By Lucy Lazarony
For 25 years, artist Gloria Adams has brought eclectic and engaging collections of art to the Delray Beach Center of the Arts.
She’s served as director of the Cornell Museum of Art since it opened in 1990.
Before the museum opened, she worked as administrative assistant for all of Old School Square, the original name for the Delray Beach Center for the Arts.
“Everything I do on a daily basis feeds my soul,” says Adams from her office at the Cornell Museum, which she was expected to leave at the end of April for her retirement.
She enjoys discovering unknown talents, working with her “priceless” volunteers, and keeping her office door open for visits from the community.
“The fun part of this job is the people you meet and the experiences you have,” Adams says. “Every day you wake up and it’s an adventure.”
And there’s the excitement of creating new exhibits and showcasing them in the Cornell Museum, a restored and renovated 1913 Delray elementary schoolhouse with rare Dade County pine floors and tall windows.
“Every time you get an exhibit, it’s like Christmas morning,” Adams says.
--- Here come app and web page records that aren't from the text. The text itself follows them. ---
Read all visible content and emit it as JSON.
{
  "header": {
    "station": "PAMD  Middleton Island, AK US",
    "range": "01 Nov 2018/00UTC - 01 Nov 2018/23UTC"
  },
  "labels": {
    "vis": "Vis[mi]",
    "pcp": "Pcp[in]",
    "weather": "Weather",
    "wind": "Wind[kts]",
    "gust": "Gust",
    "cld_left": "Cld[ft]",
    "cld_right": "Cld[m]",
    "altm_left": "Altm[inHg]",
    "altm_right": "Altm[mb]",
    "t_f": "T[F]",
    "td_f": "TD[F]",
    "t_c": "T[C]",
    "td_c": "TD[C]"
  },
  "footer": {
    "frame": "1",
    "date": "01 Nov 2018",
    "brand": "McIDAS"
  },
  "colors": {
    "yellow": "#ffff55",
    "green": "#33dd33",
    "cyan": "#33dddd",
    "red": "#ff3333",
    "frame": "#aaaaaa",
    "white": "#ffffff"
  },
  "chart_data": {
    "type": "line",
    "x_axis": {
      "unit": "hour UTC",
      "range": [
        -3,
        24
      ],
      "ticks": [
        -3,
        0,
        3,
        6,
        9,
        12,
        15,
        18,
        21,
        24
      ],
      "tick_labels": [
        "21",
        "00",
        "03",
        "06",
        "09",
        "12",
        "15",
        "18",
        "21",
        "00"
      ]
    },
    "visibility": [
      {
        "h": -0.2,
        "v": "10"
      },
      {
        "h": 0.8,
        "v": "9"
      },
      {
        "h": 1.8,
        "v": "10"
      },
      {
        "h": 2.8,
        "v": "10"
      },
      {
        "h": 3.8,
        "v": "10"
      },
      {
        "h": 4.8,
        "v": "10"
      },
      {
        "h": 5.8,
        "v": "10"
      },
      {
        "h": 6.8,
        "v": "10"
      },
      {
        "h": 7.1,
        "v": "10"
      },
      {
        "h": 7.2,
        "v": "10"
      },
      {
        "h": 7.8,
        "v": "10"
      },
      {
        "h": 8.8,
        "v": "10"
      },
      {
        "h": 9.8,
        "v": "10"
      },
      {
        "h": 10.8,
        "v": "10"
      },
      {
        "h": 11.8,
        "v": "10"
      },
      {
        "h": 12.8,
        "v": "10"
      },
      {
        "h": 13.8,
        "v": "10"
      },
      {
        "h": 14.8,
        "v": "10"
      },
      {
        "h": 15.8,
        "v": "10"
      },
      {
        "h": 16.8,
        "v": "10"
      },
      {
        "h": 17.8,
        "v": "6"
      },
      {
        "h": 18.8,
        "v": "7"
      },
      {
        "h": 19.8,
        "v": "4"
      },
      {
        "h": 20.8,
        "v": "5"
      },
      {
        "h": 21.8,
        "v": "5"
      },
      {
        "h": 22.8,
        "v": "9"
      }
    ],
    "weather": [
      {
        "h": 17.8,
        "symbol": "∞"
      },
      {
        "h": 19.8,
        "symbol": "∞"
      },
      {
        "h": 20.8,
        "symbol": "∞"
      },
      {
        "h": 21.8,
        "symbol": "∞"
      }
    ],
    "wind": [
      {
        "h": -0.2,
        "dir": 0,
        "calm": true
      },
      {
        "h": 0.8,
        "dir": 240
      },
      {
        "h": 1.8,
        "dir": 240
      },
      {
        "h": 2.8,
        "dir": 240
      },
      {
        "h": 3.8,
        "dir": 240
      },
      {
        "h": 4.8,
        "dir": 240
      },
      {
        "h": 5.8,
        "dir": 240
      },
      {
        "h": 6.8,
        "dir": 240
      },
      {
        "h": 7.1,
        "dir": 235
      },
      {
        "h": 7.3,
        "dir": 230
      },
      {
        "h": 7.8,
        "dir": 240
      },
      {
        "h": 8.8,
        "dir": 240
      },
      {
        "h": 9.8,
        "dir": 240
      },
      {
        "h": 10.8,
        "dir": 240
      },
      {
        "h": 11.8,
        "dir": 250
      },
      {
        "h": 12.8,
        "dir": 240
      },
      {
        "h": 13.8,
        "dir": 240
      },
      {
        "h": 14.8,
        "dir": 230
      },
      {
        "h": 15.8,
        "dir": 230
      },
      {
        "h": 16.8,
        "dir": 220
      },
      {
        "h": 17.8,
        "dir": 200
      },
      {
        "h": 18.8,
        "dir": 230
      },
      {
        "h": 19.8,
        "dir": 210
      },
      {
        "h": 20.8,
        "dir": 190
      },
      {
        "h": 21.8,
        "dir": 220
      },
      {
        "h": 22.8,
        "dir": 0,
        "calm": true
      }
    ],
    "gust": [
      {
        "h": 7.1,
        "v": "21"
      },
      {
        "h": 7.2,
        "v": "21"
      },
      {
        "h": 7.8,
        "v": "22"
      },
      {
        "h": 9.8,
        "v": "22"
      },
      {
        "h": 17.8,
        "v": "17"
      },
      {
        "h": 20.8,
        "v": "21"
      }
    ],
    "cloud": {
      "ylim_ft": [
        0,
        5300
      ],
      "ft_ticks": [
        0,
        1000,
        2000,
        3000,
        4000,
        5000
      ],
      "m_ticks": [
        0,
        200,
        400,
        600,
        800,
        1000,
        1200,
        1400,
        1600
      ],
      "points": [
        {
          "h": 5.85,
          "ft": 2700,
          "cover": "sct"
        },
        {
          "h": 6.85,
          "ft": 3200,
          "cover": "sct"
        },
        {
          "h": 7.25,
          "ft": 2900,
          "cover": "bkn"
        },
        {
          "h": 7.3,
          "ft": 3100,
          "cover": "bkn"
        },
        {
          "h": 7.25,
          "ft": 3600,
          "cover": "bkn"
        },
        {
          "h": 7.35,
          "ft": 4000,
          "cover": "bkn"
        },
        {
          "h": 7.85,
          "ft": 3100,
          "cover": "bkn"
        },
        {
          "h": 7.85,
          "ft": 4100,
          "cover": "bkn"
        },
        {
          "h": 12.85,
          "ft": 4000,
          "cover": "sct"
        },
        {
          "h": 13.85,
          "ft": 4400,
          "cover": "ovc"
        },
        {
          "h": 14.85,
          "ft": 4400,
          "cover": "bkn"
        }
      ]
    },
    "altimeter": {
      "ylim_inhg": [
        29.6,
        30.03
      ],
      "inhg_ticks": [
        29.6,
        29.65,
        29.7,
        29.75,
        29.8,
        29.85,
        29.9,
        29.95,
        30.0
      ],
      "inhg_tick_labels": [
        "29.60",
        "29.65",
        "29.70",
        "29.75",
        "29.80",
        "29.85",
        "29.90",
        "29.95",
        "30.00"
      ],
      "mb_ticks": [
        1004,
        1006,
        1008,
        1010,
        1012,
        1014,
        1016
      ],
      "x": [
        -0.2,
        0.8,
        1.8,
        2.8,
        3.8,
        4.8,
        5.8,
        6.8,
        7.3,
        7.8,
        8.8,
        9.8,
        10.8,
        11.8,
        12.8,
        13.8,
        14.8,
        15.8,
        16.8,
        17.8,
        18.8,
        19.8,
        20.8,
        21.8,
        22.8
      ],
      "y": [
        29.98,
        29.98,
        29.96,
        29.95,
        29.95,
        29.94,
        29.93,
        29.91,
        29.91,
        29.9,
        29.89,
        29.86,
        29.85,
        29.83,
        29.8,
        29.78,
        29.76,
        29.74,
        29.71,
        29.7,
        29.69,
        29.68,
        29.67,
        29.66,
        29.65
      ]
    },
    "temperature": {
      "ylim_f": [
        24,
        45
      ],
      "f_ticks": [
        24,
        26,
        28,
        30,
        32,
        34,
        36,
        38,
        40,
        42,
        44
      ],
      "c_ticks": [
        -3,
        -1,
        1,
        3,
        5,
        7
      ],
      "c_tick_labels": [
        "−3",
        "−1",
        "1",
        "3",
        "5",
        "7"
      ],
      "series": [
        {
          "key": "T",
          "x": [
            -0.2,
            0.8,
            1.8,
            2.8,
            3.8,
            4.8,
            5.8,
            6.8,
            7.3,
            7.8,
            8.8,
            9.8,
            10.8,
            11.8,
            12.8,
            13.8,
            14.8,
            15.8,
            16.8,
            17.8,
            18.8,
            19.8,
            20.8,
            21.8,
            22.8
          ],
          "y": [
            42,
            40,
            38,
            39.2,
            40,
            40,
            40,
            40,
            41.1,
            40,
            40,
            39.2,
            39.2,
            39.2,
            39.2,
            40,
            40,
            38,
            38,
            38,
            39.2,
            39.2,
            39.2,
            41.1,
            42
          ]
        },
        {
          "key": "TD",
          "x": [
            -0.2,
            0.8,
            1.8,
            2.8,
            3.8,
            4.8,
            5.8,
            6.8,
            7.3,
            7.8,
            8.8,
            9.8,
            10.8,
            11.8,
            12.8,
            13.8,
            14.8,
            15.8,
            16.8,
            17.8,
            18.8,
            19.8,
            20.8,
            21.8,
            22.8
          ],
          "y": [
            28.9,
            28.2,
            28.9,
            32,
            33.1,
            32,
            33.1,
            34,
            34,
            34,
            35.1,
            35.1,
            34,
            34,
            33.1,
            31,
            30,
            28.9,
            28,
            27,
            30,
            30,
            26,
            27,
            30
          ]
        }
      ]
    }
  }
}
Under Adams’ guidance, the Cornell Museum has hosted a wide range of art and American cultural exhibits over the years.
“We’re a pretty eclectic museum. And we pretty much can do everything. And we have,” Adams notes. “Just about anything that comes across that would interest the public.”
From teddy bears to Barbie dolls to pirates; from military miniatures to wood carvings of birds; from art showcasing local Delray and Florida history to the museum’s first national juried exhibition, featuring glass, jewelry, oils, photography, sculpture and watercolors from artists from across the United States — the Cornell Museum has spotlighted it all.
Adams got the idea for what became her favorite exhibit watching a George Carlin comedy bit about people’s stuff. Inspired, she invited the community to “bring us your stuff.”
And they brought it. Betty Boop dolls, Victorian jam jars, stamps, purses, hats: All kinds of cherished items from people’s homes were contributed. Soon there were memory walls for the 1940s, ’50s and ’60s. But Adams still needed a star, a standout to make the exhibition complete. Into her office walked artist Jay DePalma, who creates gorgeous, graphite drawings of the glamour girls of the ’40s, ’50s and ’60s.
“The same day, he brought them in,” Adams remembers.
“I can’t tell you how I do a show. It just sort of falls into place.”
Joe Gillie, president of the Delray Beach Center for the Arts, says it is Adams’ own creativity that brings together the exhibits. Adams knows how to find works of art and she knows how to work with the community.
“For us, Gloria has been the consummate professional. She has been able to transform this museum into something the community really cares about,” Gillie says. “And she’s been able to do it on a shoestring budget and that’s amazing.”
Adams has the Cornell Museum booked until February 2015 with shows including a paper as art exhibit and a “red, white and beautiful” quilting exhibit from Gold Coast Quilters.
After 25 years focused on creating exhibitions of other people’s art, Adams, a watercolor artist, will be picking up her paintbrush this summer.
“I’ll probably start painting again. Volunteer somewhere. Spend the summer with my grandchildren,” Adams says.
Will she still contribute to the Delray Beach Center for Arts?
“Oh yeah! It’s in my blood. Morning, noon and night for 25 years! How could I not? I’ll be around.”